“For the 2012 harvest, an opportunity presented itself to work with Andy Erickson. Before I moved out to Napa, I made a list of 50 top winemakers and/or wineries that I wanted to work with. If I had the chance to work with any one of them I would feel validated in pursuing this path. At this point I have had the good fortune to get to know and work with many of them, but Andy had always been at the top of my list. Needless to say, it has been enlightening and it has been a thrill.”
I asked Randy what his current plans were. He said, “We will continue to establish our California brands and work on California consulting projects. My personal brand is Lightning, and a brand that I make for Naked Wines is a Sauvignon Blanc called Rachis. I have also made Napa Valley wines for a California investor under his personal label, and for a family out of Highland Park who has yet to officially name their wines. The goal of my work in California is to cement myself as a respected winemaker.”
Since Randy and Brooke said they were moving back to Texas some time, I asked Randy about his plans on that and making Texas wine. Randy replied, “In 2006, my goal was to learn to make wine at the highest levels. Then I could take all of that knowledge and all of those experiences back home to Texas in order to help raise the level of the entire industry. The Texas industry is not far from a significant breakthrough, and it remains my goal to consistently make wine in Texas that is respected on the world stage and consumed by wine drinkers everywhere, not just in Texas.
“Making Texas wines is the first step of the last phase of my ten year plan here in California. By the start of 2016, I will be selling my Lightning wines and my Texas wines in Texas and I will be moving back to Texas for good. I will continue to make wines in both states, for both of my personal labels and in various consulting capacities. I hope to work with several Texas wineries and make a real push for national and international recognition for our industry, as well as with personal investors who wish to have their own label.
“This year I will make Texas wine from Texas grapes in Texas. Towards the end of August I will be processing about five tons of grapes from the High Plains at Texas Custom Wine Works in Brownfield. These wines will be the start of my Texas brand. I am also working with a very successful Texas winery who has been at it for a long time.”
I learned from Randy when he was back in Texas recently that the Texas winery he is working with is Lost Oak Winery and he was working with owner Gene Estes and winemaker Jim Evans.
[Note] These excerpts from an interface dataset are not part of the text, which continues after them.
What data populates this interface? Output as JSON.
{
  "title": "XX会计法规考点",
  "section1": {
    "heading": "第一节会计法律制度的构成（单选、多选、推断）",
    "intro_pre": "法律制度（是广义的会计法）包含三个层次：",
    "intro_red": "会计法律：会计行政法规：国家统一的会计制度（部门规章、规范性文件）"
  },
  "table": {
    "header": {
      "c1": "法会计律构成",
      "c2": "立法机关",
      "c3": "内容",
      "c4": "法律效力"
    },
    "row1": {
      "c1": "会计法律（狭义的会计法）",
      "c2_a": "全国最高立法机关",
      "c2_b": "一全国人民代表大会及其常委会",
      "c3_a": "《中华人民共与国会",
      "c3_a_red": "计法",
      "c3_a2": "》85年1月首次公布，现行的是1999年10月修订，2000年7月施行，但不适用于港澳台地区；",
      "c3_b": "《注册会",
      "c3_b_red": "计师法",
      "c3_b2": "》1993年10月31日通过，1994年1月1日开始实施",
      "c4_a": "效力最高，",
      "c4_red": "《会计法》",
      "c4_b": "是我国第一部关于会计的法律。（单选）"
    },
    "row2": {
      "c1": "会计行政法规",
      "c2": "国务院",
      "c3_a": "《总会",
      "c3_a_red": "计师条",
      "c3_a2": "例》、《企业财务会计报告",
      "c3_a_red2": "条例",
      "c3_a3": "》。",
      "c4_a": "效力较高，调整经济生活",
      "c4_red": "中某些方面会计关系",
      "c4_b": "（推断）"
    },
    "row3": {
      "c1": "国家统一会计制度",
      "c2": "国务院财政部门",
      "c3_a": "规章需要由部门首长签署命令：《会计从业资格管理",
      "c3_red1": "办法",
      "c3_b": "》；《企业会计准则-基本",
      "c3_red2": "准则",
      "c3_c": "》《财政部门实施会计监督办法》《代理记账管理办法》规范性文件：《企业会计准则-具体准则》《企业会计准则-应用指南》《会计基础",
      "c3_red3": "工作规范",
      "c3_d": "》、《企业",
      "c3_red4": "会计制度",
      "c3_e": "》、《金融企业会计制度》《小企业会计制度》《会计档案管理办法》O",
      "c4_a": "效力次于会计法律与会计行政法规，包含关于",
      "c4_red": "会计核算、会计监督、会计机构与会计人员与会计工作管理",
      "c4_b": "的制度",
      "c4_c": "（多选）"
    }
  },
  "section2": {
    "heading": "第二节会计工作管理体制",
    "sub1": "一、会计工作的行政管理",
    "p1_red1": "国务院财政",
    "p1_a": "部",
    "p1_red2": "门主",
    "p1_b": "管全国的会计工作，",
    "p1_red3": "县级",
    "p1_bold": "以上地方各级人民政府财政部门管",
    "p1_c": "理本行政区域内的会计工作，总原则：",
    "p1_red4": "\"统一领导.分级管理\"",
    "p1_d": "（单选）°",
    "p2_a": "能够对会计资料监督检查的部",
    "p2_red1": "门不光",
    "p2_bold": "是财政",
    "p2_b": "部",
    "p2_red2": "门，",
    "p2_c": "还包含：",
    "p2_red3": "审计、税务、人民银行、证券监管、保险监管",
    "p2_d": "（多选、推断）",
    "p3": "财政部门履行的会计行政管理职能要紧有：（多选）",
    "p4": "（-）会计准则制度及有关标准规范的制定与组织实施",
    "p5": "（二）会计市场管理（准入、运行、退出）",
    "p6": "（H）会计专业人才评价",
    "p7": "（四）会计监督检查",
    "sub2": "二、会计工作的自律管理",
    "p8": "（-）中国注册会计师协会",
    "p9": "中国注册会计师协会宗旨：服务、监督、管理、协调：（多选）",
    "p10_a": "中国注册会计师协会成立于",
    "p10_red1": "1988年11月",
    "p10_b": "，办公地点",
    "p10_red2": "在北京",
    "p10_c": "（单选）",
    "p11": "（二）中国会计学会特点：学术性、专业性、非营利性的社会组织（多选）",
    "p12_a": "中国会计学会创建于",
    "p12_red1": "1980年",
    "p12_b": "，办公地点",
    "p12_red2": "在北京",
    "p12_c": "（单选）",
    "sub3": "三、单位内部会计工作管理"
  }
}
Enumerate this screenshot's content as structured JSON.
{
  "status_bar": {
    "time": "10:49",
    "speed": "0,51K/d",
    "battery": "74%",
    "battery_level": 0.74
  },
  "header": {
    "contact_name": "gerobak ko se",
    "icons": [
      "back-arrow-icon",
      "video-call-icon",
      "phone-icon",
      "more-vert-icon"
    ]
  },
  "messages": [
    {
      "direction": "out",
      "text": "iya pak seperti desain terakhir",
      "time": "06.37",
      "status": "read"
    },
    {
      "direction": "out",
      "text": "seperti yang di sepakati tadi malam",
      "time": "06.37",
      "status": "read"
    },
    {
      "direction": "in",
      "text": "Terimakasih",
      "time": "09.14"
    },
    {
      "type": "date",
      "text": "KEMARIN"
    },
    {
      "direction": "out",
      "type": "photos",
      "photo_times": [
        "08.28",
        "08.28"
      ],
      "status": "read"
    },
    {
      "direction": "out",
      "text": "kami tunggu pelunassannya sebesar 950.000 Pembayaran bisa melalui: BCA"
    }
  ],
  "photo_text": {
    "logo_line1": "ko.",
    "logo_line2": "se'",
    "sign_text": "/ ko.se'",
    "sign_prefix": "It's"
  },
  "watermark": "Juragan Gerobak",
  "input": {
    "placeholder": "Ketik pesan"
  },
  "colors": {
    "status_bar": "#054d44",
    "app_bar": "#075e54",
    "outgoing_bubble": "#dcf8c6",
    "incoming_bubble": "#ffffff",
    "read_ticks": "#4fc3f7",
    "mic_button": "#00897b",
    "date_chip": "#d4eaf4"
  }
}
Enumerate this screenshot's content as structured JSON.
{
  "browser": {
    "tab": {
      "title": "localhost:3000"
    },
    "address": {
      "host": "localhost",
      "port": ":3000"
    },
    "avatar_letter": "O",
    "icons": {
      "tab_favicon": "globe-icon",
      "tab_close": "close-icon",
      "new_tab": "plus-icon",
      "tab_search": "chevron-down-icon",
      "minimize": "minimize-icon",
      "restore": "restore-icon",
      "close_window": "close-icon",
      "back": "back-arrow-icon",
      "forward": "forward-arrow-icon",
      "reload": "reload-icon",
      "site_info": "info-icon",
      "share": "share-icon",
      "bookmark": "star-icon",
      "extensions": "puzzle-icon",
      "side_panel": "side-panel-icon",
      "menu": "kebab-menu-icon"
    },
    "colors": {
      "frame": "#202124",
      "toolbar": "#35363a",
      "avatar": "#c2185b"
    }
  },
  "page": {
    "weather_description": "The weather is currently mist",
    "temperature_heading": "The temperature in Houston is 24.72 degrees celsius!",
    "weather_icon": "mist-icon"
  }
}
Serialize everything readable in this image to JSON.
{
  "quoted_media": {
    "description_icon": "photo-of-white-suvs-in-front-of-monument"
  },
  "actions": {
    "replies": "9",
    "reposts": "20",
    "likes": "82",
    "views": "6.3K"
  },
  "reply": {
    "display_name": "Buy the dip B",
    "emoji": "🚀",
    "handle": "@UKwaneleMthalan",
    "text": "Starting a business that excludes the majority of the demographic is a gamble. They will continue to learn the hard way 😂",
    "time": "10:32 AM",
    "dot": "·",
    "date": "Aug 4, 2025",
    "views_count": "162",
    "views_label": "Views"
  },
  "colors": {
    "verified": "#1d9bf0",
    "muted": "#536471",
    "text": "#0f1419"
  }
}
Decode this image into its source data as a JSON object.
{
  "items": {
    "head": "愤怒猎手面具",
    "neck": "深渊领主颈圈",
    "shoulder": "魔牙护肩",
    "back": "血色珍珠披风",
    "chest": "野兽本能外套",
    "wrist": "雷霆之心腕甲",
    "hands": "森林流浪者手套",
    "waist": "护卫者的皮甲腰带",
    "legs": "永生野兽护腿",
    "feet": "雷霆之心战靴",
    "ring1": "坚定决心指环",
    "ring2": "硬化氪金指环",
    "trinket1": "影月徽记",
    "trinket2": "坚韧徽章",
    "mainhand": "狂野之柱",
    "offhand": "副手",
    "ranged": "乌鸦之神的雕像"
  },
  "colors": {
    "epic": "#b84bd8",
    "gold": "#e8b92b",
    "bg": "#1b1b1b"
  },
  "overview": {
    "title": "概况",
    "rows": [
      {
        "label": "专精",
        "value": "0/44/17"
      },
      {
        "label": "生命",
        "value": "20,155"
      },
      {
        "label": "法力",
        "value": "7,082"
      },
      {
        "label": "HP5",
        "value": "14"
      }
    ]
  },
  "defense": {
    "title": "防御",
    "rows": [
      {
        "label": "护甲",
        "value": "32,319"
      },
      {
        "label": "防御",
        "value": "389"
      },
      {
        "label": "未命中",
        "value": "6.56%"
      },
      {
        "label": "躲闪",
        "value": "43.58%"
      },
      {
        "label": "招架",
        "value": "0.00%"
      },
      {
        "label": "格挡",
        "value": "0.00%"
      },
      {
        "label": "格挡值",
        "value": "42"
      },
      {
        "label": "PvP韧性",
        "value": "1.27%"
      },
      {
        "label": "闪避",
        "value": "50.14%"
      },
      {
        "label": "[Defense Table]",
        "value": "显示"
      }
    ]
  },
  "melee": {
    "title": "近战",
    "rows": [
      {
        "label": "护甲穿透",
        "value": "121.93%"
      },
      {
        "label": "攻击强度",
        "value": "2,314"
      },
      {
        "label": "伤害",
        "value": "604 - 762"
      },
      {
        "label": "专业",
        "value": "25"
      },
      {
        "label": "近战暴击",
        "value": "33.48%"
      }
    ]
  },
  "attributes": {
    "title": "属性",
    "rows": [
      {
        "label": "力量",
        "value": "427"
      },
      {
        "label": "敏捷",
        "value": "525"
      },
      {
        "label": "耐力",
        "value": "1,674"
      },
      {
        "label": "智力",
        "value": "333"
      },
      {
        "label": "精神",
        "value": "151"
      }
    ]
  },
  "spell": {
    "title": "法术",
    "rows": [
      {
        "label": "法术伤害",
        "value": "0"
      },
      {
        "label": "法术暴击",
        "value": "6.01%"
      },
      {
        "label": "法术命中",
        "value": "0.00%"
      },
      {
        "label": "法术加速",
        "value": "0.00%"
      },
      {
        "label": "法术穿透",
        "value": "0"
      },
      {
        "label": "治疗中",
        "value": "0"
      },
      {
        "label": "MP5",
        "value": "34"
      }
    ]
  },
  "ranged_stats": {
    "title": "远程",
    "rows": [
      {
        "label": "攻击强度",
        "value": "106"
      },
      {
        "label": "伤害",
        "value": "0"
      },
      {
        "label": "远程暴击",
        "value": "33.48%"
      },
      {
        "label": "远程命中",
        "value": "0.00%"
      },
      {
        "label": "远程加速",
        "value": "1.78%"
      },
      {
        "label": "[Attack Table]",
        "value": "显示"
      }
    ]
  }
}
I asked Jim Evans about his time working with Randy Hester. He said, “Randy is an incredibly sharp fellow with great experience and a deep knowledge of winemaking. I’ve never really worked with another winemaker and wanted to get another set of eyes on things. We had a great time and I came away feeling good about where we are and I definitely have some new ideas for this upcoming harvest. Two things happened here: I have a renewed perspective about winemaking and I made a great new friend.”
Randy said for his personal brand Lightning Wines, he will make close to 20 tons of small batch, vineyard designated Grenache from different growing regions around California, as well as about 55 tons of Sauvignon Blanc for Naked Wines. So he is officially working on wines in both Texas and California.
When asked if Lightning Wines will be the name for the Texas Wines, he replied, “It definitely won’t be Lightning. Our Texas wines will be completely separate from our west coast projects. These will be Texas wines made by a Texan with Texas grapes.”
After hearing how Randy and Brooke have done in California and the plans for Texas, I personally am looking forward to seeing a new Texas wine label available soon in Texas.